▶ Assigned task: Produce a word-for-word copy of the data below.

Entries taken from a collection

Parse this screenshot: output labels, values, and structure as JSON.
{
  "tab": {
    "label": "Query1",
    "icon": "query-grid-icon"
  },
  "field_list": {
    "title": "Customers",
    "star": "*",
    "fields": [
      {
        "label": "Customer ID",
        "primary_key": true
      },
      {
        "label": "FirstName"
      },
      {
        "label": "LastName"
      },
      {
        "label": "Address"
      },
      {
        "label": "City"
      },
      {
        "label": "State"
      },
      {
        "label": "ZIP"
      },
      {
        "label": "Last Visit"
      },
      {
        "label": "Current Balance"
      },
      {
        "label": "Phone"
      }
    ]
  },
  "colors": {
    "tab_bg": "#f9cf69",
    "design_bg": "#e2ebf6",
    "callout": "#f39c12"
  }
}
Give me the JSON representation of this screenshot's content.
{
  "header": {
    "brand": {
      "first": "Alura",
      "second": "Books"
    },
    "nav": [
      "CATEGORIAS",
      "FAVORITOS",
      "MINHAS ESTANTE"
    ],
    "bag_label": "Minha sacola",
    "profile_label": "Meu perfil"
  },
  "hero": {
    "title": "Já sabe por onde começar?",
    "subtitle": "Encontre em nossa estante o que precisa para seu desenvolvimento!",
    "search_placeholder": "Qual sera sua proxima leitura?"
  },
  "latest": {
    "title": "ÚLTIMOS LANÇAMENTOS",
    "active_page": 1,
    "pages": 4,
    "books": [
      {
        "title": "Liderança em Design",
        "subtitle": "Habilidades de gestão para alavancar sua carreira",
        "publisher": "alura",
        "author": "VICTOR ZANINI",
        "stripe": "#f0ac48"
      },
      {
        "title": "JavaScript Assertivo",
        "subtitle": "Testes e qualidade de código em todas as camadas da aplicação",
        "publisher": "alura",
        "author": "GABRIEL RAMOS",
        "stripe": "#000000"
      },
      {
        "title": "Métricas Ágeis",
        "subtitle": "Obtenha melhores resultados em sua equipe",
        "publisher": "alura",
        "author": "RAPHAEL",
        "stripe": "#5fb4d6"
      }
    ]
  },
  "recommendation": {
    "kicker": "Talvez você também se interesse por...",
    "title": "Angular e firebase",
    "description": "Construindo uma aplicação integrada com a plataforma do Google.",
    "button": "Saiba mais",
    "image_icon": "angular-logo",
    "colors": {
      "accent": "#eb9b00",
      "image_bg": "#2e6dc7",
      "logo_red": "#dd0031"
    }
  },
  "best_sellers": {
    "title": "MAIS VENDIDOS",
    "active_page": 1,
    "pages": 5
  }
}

▶ Answer box:
Parse this screenshot: output labels, values, and structure as JSON.
{
  "tab": {
    "label": "Query1",
    "icon": "query-grid-icon"
  },
  "field_list": {
    "title": "Customers",
    "star": "*",
    "fields": [
      {
        "label": "Customer ID",
        "primary_key": true
      },
      {
        "label": "FirstName"
      },
      {
        "label": "LastName"
      },
      {
        "label": "Address"
      },
      {
        "label": "City"
      },
      {
        "label": "State"
      },
      {
        "label": "ZIP"
      },
      {
        "label": "Last Visit"
      },
      {
        "label": "Current Balance"
      },
      {
        "label": "Phone"
      }
    ]
  },
  "colors": {
    "tab_bg": "#f9cf69",
    "design_bg": "#e2ebf6",
    "callout": "#f39c12"
  }
}
Give me the JSON representation of this screenshot's content.
{
  "header": {
    "brand": {
      "first": "Alura",
      "second": "Books"
    },
    "nav": [
      "CATEGORIAS",
      "FAVORITOS",
      "MINHAS ESTANTE"
    ],
    "bag_label": "Minha sacola",
    "profile_label": "Meu perfil"
  },
  "hero": {
    "title": "Já sabe por onde começar?",
    "subtitle": "Encontre em nossa estante o que precisa para seu desenvolvimento!",
    "search_placeholder": "Qual sera sua proxima leitura?"
  },
  "latest": {
    "title": "ÚLTIMOS LANÇAMENTOS",
    "active_page": 1,
    "pages": 4,
    "books": [
      {
        "title": "Liderança em Design",
        "subtitle": "Habilidades de gestão para alavancar sua carreira",
        "publisher": "alura",
        "author": "VICTOR ZANINI",
        "stripe": "#f0ac48"
      },
      {
        "title": "JavaScript Assertivo",
        "subtitle": "Testes e qualidade de código em todas as camadas da aplicação",
        "publisher": "alura",
        "author": "GABRIEL RAMOS",
        "stripe": "#000000"
      },
      {
        "title": "Métricas Ágeis",
        "subtitle": "Obtenha melhores resultados em sua equipe",
        "publisher": "alura",
        "author": "RAPHAEL",
        "stripe": "#5fb4d6"
      }
    ]
  },
  "recommendation": {
    "kicker": "Talvez você também se interesse por...",
    "title": "Angular e firebase",
    "description": "Construindo uma aplicação integrada com a plataforma do Google.",
    "button": "Saiba mais",
    "image_icon": "angular-logo",
    "colors": {
      "accent": "#eb9b00",
      "image_bg": "#2e6dc7",
      "logo_red": "#dd0031"
    }
  },
  "best_sellers": {
    "title": "MAIS VENDIDOS",
    "active_page": 1,
    "pages": 5
  }
}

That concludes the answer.